• [Task to complete]
Nothing but an exact copy of the data should be given.

[Items from an interface collection]
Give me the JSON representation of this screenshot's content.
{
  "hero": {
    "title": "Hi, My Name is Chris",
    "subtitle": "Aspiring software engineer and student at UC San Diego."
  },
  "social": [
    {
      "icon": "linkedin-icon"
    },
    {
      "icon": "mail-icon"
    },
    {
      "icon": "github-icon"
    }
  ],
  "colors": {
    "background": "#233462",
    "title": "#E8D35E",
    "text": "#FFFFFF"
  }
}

• [Your response]
Give me the JSON representation of this screenshot's content.
{
  "hero": {
    "title": "Hi, My Name is Chris",
    "subtitle": "Aspiring software engineer and student at UC San Diego."
  },
  "social": [
    {
      "icon": "linkedin-icon"
    },
    {
      "icon": "mail-icon"
    },
    {
      "icon": "github-icon"
    }
  ],
  "colors": {
    "background": "#233462",
    "title": "#E8D35E",
    "text": "#FFFFFF"
  }
}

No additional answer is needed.